the plan also calls for doubling the number of tax-free shops to more than 10,000. the government will also allow wealthy tourists to stay in the country for up to one year starting next april. it's time to check on the markets and the latest trading on wall street. george has the details. >> u.s. markets finished higher in tuesday's session with the s&p up 4 points, the dow jones up 27 and the nasdaq up 16. ten-year treasuries were up over 5 basis points and this move largely was in response to higher inflation print that we got earlier this morning. we also think that the market is setting up for tomorrow's all-important fed meeting. the inflation data did throw i think some bond traders a curveball and we think that

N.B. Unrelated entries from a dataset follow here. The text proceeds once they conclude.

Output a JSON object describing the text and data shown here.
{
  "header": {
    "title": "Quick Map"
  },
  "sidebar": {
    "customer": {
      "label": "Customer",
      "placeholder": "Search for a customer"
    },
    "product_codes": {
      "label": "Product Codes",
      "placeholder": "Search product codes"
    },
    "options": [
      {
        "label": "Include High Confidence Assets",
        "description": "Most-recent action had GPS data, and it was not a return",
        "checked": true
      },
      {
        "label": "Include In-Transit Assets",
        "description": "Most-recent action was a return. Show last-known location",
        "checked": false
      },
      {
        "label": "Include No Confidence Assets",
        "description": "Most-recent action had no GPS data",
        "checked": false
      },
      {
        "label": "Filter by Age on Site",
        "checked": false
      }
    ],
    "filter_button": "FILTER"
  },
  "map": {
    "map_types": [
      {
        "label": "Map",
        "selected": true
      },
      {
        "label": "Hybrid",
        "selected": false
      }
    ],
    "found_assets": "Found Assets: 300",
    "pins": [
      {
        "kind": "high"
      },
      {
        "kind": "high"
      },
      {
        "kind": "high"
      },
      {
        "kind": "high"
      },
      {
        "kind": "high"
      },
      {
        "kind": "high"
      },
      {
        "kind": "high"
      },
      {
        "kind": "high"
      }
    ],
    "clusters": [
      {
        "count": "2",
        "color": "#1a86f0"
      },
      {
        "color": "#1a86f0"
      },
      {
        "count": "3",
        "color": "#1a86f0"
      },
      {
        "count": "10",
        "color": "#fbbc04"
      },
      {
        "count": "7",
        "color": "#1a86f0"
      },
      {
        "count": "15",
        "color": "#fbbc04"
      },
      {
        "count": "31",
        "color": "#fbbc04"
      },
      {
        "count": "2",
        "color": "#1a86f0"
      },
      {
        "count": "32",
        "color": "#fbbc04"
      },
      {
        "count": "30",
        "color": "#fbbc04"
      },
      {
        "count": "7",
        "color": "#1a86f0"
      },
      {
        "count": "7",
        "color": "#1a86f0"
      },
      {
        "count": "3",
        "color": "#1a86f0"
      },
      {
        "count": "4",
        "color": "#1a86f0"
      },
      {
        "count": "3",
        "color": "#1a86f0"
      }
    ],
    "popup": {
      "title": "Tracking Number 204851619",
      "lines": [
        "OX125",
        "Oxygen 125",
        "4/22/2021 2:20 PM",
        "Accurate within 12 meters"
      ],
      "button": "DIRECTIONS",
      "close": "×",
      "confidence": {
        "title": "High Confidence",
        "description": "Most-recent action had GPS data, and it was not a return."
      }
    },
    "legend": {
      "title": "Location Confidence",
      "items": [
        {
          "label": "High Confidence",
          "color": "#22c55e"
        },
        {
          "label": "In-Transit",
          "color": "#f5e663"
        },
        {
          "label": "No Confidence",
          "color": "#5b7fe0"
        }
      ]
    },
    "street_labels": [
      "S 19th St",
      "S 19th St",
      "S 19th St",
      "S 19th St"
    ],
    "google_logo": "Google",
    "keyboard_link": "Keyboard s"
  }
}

people are worry thad maybe the fed may focus on inflation tomorrow in their statements. we think that tomorrow it's too early for the fed to change its tune on its outlook for both the economy, inflation and the job market. we actually think there will be slooil slight revisions up on inflation but not by too much, and that theey're going to be forecasting that actually growth wasn't as strong as they think it will be over the course of 2014. but it's bound to pick up over the latter part of the year. all investors are going to be focusing very closely on that. we think given the big move we've seen in short term interest rates higher we do think that there is a risk that a lot of this kind of uncertainty and fear over what the fed will do is already priced in. so we actually think it's going to be an important news event and then from that point forward really the market will kind of settle into kind of a summer dull drums. the real next key will be what

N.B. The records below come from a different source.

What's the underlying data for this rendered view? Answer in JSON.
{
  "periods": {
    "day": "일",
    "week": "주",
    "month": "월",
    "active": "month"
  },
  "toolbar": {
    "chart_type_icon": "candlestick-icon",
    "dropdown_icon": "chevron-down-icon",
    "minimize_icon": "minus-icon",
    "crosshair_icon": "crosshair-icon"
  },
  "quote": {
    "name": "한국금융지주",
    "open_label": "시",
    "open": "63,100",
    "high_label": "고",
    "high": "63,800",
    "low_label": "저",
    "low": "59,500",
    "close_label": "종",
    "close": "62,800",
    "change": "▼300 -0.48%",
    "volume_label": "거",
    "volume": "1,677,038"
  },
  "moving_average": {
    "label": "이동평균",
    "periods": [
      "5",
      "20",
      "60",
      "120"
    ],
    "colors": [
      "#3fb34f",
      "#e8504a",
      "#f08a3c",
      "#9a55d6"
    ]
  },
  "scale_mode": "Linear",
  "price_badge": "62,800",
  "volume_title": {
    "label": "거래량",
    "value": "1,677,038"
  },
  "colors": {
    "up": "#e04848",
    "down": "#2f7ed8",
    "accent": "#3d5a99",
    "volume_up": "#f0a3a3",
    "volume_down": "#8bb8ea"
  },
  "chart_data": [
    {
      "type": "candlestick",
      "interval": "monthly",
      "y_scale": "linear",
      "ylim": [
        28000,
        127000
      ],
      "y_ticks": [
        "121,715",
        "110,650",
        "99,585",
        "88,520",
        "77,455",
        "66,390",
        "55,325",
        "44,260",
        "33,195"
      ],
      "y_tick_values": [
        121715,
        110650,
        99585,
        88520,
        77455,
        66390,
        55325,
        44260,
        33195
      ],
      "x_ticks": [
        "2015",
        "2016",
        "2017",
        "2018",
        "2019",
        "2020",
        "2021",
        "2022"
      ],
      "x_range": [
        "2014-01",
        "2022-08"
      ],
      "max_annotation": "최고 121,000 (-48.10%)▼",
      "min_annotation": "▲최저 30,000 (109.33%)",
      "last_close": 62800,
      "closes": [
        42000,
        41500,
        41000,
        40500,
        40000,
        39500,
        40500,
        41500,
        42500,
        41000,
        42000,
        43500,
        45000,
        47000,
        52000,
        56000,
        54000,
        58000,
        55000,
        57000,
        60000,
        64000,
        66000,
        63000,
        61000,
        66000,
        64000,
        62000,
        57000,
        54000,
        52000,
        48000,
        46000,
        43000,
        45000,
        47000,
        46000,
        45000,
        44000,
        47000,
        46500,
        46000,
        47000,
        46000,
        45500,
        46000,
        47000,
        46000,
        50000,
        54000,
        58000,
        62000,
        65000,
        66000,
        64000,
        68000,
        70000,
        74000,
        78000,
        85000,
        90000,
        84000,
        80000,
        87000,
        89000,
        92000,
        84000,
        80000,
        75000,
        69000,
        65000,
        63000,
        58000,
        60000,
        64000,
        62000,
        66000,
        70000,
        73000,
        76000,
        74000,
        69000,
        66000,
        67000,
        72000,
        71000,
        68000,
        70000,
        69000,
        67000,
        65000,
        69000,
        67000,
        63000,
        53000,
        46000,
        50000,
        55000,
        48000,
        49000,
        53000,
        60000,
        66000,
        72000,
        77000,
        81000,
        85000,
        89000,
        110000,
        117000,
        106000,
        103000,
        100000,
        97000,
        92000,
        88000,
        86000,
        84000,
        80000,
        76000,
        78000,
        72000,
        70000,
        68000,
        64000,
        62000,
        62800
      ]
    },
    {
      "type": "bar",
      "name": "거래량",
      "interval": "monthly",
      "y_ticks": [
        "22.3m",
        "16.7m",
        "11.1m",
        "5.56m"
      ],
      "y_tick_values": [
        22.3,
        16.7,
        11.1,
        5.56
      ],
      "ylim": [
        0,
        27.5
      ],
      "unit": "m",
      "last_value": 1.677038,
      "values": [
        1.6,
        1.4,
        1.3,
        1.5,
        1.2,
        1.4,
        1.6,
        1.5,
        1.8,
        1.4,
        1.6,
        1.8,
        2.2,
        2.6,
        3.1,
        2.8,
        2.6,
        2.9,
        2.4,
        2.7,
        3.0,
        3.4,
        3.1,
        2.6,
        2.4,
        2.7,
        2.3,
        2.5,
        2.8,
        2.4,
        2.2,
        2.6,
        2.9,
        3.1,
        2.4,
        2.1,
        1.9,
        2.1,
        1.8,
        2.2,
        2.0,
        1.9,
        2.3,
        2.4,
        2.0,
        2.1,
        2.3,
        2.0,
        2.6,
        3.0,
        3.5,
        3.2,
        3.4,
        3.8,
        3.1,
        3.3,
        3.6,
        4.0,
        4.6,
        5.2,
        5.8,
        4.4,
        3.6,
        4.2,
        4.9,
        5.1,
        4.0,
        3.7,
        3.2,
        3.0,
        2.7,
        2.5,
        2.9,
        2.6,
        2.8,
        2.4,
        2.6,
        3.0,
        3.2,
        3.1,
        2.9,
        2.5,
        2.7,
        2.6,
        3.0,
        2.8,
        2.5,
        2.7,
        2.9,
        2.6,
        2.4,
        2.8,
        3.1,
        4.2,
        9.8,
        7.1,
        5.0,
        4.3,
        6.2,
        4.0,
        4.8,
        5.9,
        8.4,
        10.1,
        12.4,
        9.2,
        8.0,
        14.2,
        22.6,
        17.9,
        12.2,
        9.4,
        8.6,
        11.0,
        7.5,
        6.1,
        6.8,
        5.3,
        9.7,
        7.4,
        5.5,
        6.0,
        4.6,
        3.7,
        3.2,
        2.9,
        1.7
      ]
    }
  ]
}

happens over the course of the summer if we get growth. other than that, we think that markets have gotten complacent and that could be another issue the fed focuses on. my name is george gon kaufls. thanks for watching. and let's take another brief look at the market figures. next, here is the three-day
and here is a recap of one of our top stories. as we have been reporting, the situation remains tense in iraq. islamist extremists are moving south toward the iraqi capital. government forces are fighting back to regain control and stop them from advancing further. the al qaeda linked militant group tried to enter baquba, a city about 50 kilometers north of baghdad. but they failed to capture the city due to fierce resistance from iraqi government troops. the militants took control of iraq's second largest city of mosul last week. on monday the militants seized talafar, a town near the border with syria. they also attacked several other towns nearby. iraqi government forces are fighting against the militants to regain control of talafar and other towns.